A warm breeze travels across a grassy plain, gently stirring the flames inside mercury-glass candleholders. The flames’ reflections flicker against mirrors in intricate frames inlaid with mother-of-pearl and mounted on turquoise trellis "walls." Vibrant pink roses wind through the latticework, their scent saturating the air. Rare textiles with rich patterns and palettes mingle with the colors of this lavish outdoor space.
This is interior designer Windsor Smith’s unique room—a backyard retreat that can serve as an exotic spot for entertaining or change at a whim into an office, game room, or nap central. And it’s not in some far-flung locale but on the property of her home in Mandeville Canyon, Los Angeles.
"This space has the comforts of a great salon—but it’s not indoors. It’s nestled in nature yet somewhat separate from the elements," she says.
While an outdoor salon filled with antique rugs and crystal sconces may seem capricious, it’s pure Windsor Smith. The designer is known for breaking the rules and injecting traditional spaces with the unexpected. An antiques-dealer-turned-interior designer, she’s had a busy couple of years. Her Windsor Smith Home collection of furniture launched in 2007, and this year she added a line of fabrics and carpets through Kravet. Then there’s her day job—creating timeless-with-a-twist interiors for Hollywood’s elite.
Downtime is cherished. With "walls" constructed of vibrant blue trellises and a prime location just off the great room of Windsor’s home, the outdoor oasis allows her to remain close to her husband, Anthony, and two teenaged sons, Trinity and Oliver, as they lounge poolside or vie for points on the tennis courts.
"Women are absolutely riddled with guilt when we want something of our own," says Windsor. "So I created this space where I can still be next to my family when I’m stealing time for myself."
She is constantly changing the salon "set," moving items in and out. Nothing is off limits. When she brings in the inlaid 1920s Syrian game table, the competitive spirit of family members kicks in. "We take backgammon seriously in our household," she laughs.
When she’s enjoying a visit with girlfriends or a lazy Sunday breakfast with the family, the room is transformed yet again.
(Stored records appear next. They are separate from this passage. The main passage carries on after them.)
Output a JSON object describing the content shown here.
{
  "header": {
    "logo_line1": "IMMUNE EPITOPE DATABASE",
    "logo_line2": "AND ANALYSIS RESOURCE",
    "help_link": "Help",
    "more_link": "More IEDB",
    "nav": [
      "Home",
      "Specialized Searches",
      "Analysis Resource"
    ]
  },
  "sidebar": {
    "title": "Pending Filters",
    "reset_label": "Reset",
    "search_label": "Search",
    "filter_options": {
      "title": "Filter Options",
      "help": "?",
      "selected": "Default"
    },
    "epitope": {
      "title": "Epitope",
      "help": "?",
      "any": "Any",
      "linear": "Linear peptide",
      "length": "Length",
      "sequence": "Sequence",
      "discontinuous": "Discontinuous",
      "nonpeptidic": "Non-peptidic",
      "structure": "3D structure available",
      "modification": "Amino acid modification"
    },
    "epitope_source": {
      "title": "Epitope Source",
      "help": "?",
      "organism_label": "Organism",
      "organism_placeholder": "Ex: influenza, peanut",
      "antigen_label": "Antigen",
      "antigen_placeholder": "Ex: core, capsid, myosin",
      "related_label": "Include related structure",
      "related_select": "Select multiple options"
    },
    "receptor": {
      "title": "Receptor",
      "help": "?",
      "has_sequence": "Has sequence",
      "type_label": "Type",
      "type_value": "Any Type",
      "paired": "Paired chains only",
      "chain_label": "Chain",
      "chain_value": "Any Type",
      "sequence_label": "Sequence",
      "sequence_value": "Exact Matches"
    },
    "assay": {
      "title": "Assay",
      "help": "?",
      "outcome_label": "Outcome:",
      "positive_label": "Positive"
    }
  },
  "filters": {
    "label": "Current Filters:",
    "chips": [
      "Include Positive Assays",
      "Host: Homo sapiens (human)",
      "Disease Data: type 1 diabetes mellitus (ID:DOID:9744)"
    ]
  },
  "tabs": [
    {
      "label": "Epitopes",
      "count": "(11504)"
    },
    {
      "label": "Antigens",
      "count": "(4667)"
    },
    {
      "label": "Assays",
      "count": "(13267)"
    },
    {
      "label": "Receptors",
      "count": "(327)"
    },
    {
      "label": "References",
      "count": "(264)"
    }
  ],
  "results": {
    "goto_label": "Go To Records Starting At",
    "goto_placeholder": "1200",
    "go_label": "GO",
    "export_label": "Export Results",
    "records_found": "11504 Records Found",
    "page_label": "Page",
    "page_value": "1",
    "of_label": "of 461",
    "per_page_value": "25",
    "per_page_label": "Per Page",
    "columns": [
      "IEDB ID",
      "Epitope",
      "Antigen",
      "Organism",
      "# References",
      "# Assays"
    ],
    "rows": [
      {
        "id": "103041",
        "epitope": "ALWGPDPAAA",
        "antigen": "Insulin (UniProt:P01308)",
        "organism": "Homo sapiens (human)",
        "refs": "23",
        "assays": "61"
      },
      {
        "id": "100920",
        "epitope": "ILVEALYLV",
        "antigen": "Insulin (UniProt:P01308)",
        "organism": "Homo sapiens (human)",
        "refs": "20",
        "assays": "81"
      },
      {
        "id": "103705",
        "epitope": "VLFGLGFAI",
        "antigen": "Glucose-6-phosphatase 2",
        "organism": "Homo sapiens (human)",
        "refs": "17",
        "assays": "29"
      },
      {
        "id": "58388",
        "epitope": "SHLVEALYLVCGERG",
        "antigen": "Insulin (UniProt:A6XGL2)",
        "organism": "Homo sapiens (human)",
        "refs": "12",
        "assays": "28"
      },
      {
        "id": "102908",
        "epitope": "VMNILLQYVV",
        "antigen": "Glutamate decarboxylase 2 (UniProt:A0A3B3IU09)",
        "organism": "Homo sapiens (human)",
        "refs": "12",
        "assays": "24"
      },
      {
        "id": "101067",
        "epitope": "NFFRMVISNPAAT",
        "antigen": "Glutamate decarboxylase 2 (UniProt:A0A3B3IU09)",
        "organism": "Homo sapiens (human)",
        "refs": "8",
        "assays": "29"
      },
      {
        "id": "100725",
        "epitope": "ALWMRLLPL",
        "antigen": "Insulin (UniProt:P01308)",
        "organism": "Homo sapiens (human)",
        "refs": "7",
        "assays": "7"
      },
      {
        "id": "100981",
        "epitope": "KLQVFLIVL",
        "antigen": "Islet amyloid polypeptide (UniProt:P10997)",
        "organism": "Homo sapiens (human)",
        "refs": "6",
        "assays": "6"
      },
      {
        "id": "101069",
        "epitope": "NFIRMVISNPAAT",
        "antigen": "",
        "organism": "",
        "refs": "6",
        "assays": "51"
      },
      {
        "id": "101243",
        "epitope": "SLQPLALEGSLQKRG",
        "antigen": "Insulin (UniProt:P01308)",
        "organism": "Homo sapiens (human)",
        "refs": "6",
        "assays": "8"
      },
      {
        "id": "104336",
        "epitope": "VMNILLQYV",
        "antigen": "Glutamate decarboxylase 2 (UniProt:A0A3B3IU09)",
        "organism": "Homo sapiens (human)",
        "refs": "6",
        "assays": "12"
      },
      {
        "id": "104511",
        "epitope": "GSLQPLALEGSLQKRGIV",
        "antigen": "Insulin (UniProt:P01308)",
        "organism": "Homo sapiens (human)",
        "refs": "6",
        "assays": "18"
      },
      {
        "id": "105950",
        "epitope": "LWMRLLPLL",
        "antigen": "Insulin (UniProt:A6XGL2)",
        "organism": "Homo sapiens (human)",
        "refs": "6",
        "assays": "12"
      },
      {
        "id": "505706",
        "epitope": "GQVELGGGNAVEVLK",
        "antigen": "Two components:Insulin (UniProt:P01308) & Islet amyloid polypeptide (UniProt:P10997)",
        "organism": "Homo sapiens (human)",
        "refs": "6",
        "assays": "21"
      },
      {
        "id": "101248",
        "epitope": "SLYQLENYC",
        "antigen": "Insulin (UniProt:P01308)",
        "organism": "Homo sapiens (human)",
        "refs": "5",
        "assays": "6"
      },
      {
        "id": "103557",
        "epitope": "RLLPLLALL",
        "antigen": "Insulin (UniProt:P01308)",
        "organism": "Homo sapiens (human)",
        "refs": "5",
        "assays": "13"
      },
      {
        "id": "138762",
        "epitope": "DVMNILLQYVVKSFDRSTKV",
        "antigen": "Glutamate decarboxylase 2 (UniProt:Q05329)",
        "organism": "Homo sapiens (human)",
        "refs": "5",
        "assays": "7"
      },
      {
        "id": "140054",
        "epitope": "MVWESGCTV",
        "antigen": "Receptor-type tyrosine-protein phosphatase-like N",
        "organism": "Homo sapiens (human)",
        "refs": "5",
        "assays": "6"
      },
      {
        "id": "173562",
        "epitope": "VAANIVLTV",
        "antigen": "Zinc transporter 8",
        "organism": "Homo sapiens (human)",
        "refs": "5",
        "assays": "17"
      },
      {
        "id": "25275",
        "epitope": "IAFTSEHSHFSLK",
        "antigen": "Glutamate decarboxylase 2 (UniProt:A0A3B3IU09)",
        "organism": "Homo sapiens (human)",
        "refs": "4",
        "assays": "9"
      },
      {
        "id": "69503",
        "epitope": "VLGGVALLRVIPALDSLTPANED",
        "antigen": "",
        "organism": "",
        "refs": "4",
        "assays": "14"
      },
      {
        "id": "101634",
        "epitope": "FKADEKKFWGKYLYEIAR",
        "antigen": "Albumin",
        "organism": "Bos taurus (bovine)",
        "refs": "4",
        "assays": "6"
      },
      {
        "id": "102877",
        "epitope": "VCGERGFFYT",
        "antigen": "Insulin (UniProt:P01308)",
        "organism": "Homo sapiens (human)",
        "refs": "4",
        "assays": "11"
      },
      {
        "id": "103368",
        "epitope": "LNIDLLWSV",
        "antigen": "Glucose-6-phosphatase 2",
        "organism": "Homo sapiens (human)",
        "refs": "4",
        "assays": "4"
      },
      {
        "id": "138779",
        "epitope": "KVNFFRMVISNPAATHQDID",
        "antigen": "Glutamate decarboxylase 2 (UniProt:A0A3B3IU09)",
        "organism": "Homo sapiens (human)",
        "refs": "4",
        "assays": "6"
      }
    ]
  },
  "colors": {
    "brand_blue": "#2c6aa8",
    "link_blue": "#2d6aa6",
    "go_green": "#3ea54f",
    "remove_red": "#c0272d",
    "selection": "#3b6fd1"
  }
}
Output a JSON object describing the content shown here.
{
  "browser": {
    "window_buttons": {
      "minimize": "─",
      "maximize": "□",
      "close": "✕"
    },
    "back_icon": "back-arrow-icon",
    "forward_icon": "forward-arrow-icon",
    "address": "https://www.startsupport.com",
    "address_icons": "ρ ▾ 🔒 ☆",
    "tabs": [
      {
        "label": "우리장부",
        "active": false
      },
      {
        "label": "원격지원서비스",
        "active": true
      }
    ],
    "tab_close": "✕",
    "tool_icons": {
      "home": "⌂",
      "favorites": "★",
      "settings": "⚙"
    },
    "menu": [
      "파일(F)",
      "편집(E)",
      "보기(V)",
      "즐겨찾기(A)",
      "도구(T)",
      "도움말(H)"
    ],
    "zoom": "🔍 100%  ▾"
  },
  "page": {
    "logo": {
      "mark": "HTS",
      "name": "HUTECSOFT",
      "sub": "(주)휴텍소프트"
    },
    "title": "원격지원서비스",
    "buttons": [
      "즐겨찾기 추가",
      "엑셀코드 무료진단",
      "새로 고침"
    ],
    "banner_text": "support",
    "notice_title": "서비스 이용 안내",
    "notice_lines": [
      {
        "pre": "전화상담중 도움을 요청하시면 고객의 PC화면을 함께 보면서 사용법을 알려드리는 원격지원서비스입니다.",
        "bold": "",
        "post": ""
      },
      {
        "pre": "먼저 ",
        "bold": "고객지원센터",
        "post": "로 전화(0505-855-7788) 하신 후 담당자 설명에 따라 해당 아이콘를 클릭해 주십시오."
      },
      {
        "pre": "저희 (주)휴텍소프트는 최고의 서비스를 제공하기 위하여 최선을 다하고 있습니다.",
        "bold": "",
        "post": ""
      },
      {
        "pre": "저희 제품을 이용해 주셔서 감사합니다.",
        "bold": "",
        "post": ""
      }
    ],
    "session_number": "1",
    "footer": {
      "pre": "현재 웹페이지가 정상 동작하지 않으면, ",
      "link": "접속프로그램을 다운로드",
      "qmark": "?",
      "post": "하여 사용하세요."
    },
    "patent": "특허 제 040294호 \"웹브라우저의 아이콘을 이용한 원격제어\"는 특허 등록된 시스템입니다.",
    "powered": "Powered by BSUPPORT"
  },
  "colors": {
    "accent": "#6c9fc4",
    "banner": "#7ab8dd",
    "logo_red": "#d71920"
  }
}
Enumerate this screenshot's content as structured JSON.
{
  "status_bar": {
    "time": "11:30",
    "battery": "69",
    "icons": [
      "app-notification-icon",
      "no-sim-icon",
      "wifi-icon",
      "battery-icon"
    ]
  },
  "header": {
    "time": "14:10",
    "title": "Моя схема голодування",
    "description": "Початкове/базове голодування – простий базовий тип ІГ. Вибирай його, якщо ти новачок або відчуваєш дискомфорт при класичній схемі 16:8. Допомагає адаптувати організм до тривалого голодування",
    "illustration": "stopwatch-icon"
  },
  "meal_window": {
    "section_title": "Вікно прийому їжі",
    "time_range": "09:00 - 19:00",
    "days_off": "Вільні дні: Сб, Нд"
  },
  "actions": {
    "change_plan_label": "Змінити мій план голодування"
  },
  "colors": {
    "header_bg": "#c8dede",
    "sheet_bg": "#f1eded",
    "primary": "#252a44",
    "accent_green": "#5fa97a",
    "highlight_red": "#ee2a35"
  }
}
Maybe she’ll decorate with a pretty sunburst convex mirror borrowed from her living room, a saffron-colored "Medici" velvet chair from her home collection, or bold pink-and-orange throw pillows for a lush lounge vibe.
There are times the trellised room becomes a haven for work. She’ll lay
out fabric samples and pore over design magazines as she curls up on the sofa, her morning cup of coffee perched on a garden stool or Moroccan pedestal table.
"It’s relaxing and slightly separate, but close enough," she says. "That’s really the beauty of an outdoor space."
10 Steps to Your Own Paradise
Tips from Windsor Smith for creating an outdoor transitional room:
1. Stake out a flat spot in an area with indirect sunlight.
2. Create a sense of enclosure with a trellis, a canopy, or a Moroccan tent.
3. Delineate space with a cozy rug.
4. Make the area large enough for dining.
5. Use paper lanterns, ground lights, and candles for ambience.
6. Mix indoor rugs and furniture with the usual garden pieces. Seasonal slipcovers can protect indoor furniture from weather. Add pillows for sitting and lounging—interior pillows are fine, or make covers from soft, weather-resistant fabrics.
7. Provide hard surfaces for trays of food or a pitcher of mojitos.
8. Let attractive game boards double as decorative pieces. Backgammon, chess, and checkerboards work well.
9. Use colors that imply a completely separate experience. Think international, ocean getaway, or similar escapist themes.
10. Hang art or mirrors to create the atmosphere of a real room.
Design: Windsor Smith, Windsor Smith Home, 149 S. Barrington Ave., Suite 268, Brentwood, CA 90049; 310/476-9603. Windsor Smith Home Collection, 818/222-7523, windsorsmithhome.com .
Photography: Michal Venera
Produced by Jenny Bradley